# Dataset entries
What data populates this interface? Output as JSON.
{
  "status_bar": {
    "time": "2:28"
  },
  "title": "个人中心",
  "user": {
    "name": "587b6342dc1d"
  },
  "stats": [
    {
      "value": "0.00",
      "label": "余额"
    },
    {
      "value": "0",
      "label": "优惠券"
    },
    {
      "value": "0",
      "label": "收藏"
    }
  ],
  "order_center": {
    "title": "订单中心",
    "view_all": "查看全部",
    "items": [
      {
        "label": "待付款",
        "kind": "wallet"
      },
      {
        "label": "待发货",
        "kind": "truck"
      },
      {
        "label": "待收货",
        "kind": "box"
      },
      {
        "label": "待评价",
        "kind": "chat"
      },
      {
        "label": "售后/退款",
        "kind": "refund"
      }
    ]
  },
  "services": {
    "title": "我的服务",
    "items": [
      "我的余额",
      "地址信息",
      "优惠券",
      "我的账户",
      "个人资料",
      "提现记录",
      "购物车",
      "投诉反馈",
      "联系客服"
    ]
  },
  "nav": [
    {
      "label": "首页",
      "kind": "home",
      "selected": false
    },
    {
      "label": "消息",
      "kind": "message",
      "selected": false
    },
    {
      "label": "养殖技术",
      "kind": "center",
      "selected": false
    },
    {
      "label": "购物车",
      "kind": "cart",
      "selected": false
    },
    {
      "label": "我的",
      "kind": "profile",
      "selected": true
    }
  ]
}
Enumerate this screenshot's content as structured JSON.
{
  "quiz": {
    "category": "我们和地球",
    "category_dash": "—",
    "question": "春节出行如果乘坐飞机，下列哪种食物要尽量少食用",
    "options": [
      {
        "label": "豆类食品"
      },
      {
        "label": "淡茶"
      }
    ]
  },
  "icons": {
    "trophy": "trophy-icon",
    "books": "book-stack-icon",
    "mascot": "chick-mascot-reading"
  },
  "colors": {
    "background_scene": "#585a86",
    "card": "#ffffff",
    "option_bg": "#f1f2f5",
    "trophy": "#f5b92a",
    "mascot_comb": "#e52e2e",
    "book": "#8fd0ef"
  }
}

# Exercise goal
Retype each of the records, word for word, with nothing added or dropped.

# Exercise response
What data populates this interface? Output as JSON.
{
  "status_bar": {
    "time": "2:28"
  },
  "title": "个人中心",
  "user": {
    "name": "587b6342dc1d"
  },
  "stats": [
    {
      "value": "0.00",
      "label": "余额"
    },
    {
      "value": "0",
      "label": "优惠券"
    },
    {
      "value": "0",
      "label": "收藏"
    }
  ],
  "order_center": {
    "title": "订单中心",
    "view_all": "查看全部",
    "items": [
      {
        "label": "待付款",
        "kind": "wallet"
      },
      {
        "label": "待发货",
        "kind": "truck"
      },
      {
        "label": "待收货",
        "kind": "box"
      },
      {
        "label": "待评价",
        "kind": "chat"
      },
      {
        "label": "售后/退款",
        "kind": "refund"
      }
    ]
  },
  "services": {
    "title": "我的服务",
    "items": [
      "我的余额",
      "地址信息",
      "优惠券",
      "我的账户",
      "个人资料",
      "提现记录",
      "购物车",
      "投诉反馈",
      "联系客服"
    ]
  },
  "nav": [
    {
      "label": "首页",
      "kind": "home",
      "selected": false
    },
    {
      "label": "消息",
      "kind": "message",
      "selected": false
    },
    {
      "label": "养殖技术",
      "kind": "center",
      "selected": false
    },
    {
      "label": "购物车",
      "kind": "cart",
      "selected": false
    },
    {
      "label": "我的",
      "kind": "profile",
      "selected": true
    }
  ]
}
Enumerate this screenshot's content as structured JSON.
{
  "quiz": {
    "category": "我们和地球",
    "category_dash": "—",
    "question": "春节出行如果乘坐飞机，下列哪种食物要尽量少食用",
    "options": [
      {
        "label": "豆类食品"
      },
      {
        "label": "淡茶"
      }
    ]
  },
  "icons": {
    "trophy": "trophy-icon",
    "books": "book-stack-icon",
    "mascot": "chick-mascot-reading"
  },
  "colors": {
    "background_scene": "#585a86",
    "card": "#ffffff",
    "option_bg": "#f1f2f5",
    "trophy": "#f5b92a",
    "mascot_comb": "#e52e2e",
    "book": "#8fd0ef"
  }
}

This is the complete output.